IT AIN’T OVER . . .
If you think you’re done calling when a coyote gets into shooting range, you’re gravely mistaken.
First, be on the lookout for one or more coyotes approaching your stand. Early in the season, pups may travel together in packs. It’s not uncommon to see two or more pups charging a calling site in September and October. Later in the season, as breeding picks up, your chances also increase that a pair of coyotes may arrive in tandem.
This is great, but also frustrating because you can only shoot one coyote at a time. If you’re hunting with a partner, someone is undoubtedly going to get the first shot off. To increase your chances of tagging one or more of the incoming coyotes, keep a diaphragm in your mouth.
“One of the most important things I can do before calling is to put a diaphragm call in my mouth,” said Morris of Hunter’s Specialties. “This gives me the option of doing the ‘yipe’-distress call of a pup, and that’s a great call to stop a coyote if you miss a shot or if more than one coyote comes to the call.”
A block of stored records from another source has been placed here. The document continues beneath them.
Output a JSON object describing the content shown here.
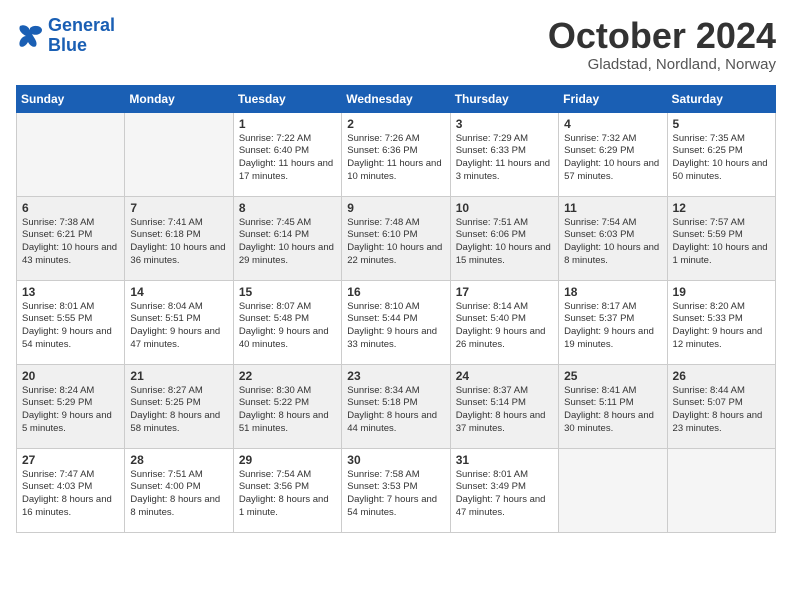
{
  "header": {
    "logo_line1": "General",
    "logo_line2": "Blue",
    "month": "October 2024",
    "location": "Gladstad, Nordland, Norway"
  },
  "weekdays": [
    "Sunday",
    "Monday",
    "Tuesday",
    "Wednesday",
    "Thursday",
    "Friday",
    "Saturday"
  ],
  "weeks": [
    [
      {
        "day": "",
        "empty": true
      },
      {
        "day": "",
        "empty": true
      },
      {
        "day": "1",
        "sunrise": "Sunrise: 7:22 AM",
        "sunset": "Sunset: 6:40 PM",
        "daylight": "Daylight: 11 hours and 17 minutes."
      },
      {
        "day": "2",
        "sunrise": "Sunrise: 7:26 AM",
        "sunset": "Sunset: 6:36 PM",
        "daylight": "Daylight: 11 hours and 10 minutes."
      },
      {
        "day": "3",
        "sunrise": "Sunrise: 7:29 AM",
        "sunset": "Sunset: 6:33 PM",
        "daylight": "Daylight: 11 hours and 3 minutes."
      },
      {
        "day": "4",
        "sunrise": "Sunrise: 7:32 AM",
        "sunset": "Sunset: 6:29 PM",
        "daylight": "Daylight: 10 hours and 57 minutes."
      },
      {
        "day": "5",
        "sunrise": "Sunrise: 7:35 AM",
        "sunset": "Sunset: 6:25 PM",
        "daylight": "Daylight: 10 hours and 50 minutes."
      }
    ],
    [
      {
        "day": "6",
        "sunrise": "Sunrise: 7:38 AM",
        "sunset": "Sunset: 6:21 PM",
        "daylight": "Daylight: 10 hours and 43 minutes."
      },
      {
        "day": "7",
        "sunrise": "Sunrise: 7:41 AM",
        "sunset": "Sunset: 6:18 PM",
        "daylight": "Daylight: 10 hours and 36 minutes."
      },
      {
        "day": "8",
        "sunrise": "Sunrise: 7:45 AM",
        "sunset": "Sunset: 6:14 PM",
        "daylight": "Daylight: 10 hours and 29 minutes."
      },
      {
        "day": "9",
        "sunrise": "Sunrise: 7:48 AM",
        "sunset": "Sunset: 6:10 PM",
        "daylight": "Daylight: 10 hours and 22 minutes."
      },
      {
        "day": "10",
        "sunrise": "Sunrise: 7:51 AM",
        "sunset": "Sunset: 6:06 PM",
        "daylight": "Daylight: 10 hours and 15 minutes."
      },
      {
        "day": "11",
        "sunrise": "Sunrise: 7:54 AM",
        "sunset": "Sunset: 6:03 PM",
        "daylight": "Daylight: 10 hours and 8 minutes."
      },
      {
        "day": "12",
        "sunrise": "Sunrise: 7:57 AM",
        "sunset": "Sunset: 5:59 PM",
        "daylight": "Daylight: 10 hours and 1 minute."
      }
    ],
    [
      {
        "day": "13",
        "sunrise": "Sunrise: 8:01 AM",
        "sunset": "Sunset: 5:55 PM",
        "daylight": "Daylight: 9 hours and 54 minutes."
      },
      {
        "day": "14",
        "sunrise": "Sunrise: 8:04 AM",
        "sunset": "Sunset: 5:51 PM",
        "daylight": "Daylight: 9 hours and 47 minutes."
      },
      {
        "day": "15",
        "sunrise": "Sunrise: 8:07 AM",
        "sunset": "Sunset: 5:48 PM",
        "daylight": "Daylight: 9 hours and 40 minutes."
      },
      {
        "day": "16",
        "sunrise": "Sunrise: 8:10 AM",
        "sunset": "Sunset: 5:44 PM",
        "daylight": "Daylight: 9 hours and 33 minutes."
      },
      {
        "day": "17",
        "sunrise": "Sunrise: 8:14 AM",
        "sunset": "Sunset: 5:40 PM",
        "daylight": "Daylight: 9 hours and 26 minutes."
      },
      {
        "day": "18",
        "sunrise": "Sunrise: 8:17 AM",
        "sunset": "Sunset: 5:37 PM",
        "daylight": "Daylight: 9 hours and 19 minutes."
      },
      {
        "day": "19",
        "sunrise": "Sunrise: 8:20 AM",
        "sunset": "Sunset: 5:33 PM",
        "daylight": "Daylight: 9 hours and 12 minutes."
      }
    ],
    [
      {
        "day": "20",
        "sunrise": "Sunrise: 8:24 AM",
        "sunset": "Sunset: 5:29 PM",
        "daylight": "Daylight: 9 hours and 5 minutes."
      },
      {
        "day": "21",
        "sunrise": "Sunrise: 8:27 AM",
        "sunset": "Sunset: 5:25 PM",
        "daylight": "Daylight: 8 hours and 58 minutes."
      },
      {
        "day": "22",
        "sunrise": "Sunrise: 8:30 AM",
        "sunset": "Sunset: 5:22 PM",
        "daylight": "Daylight: 8 hours and 51 minutes."
      },
      {
        "day": "23",
        "sunrise": "Sunrise: 8:34 AM",
        "sunset": "Sunset: 5:18 PM",
        "daylight": "Daylight: 8 hours and 44 minutes."
      },
      {
        "day": "24",
        "sunrise": "Sunrise: 8:37 AM",
        "sunset": "Sunset: 5:14 PM",
        "daylight": "Daylight: 8 hours and 37 minutes."
      },
      {
        "day": "25",
        "sunrise": "Sunrise: 8:41 AM",
        "sunset": "Sunset: 5:11 PM",
        "daylight": "Daylight: 8 hours and 30 minutes."
      },
      {
        "day": "26",
        "sunrise": "Sunrise: 8:44 AM",
        "sunset": "Sunset: 5:07 PM",
        "daylight": "Daylight: 8 hours and 23 minutes."
      }
    ],
    [
      {
        "day": "27",
        "sunrise": "Sunrise: 7:47 AM",
        "sunset": "Sunset: 4:03 PM",
        "daylight": "Daylight: 8 hours and 16 minutes."
      },
      {
        "day": "28",
        "sunrise": "Sunrise: 7:51 AM",
        "sunset": "Sunset: 4:00 PM",
        "daylight": "Daylight: 8 hours and 8 minutes."
      },
      {
        "day": "29",
        "sunrise": "Sunrise: 7:54 AM",
        "sunset": "Sunset: 3:56 PM",
        "daylight": "Daylight: 8 hours and 1 minute."
      },
      {
        "day": "30",
        "sunrise": "Sunrise: 7:58 AM",
        "sunset": "Sunset: 3:53 PM",
        "daylight": "Daylight: 7 hours and 54 minutes."
      },
      {
        "day": "31",
        "sunrise": "Sunrise: 8:01 AM",
        "sunset": "Sunset: 3:49 PM",
        "daylight": "Daylight: 7 hours and 47 minutes."
      },
      {
        "day": "",
        "empty": true
      },
      {
        "day": "",
        "empty": true
      }
    ]
  ]
}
This “yipe, yipe, yipe
” call mimics the hurt sound of a coyote or coyote pup and causes other coyotes to stop to see what is happening. It’s often the seconds you need to get a shot off to recoup a miss or to take a double.
On a hunt several seasons back, I had a wary coyote show himself on a rise. Just as I settled the reticle on his shoulder, the mature dog turned and disappeared behind the hill. I knew he had to show himself on the next ridge, and when he popped out trotting in retreat, I began the yipping sound of a wounded comrade.
The coyote paused for a quick look over this shoulder, and this time I was ready for the shot. The long hike back to my truck was tiring while dragging the big male, but I didn’t mind the winter warm-up.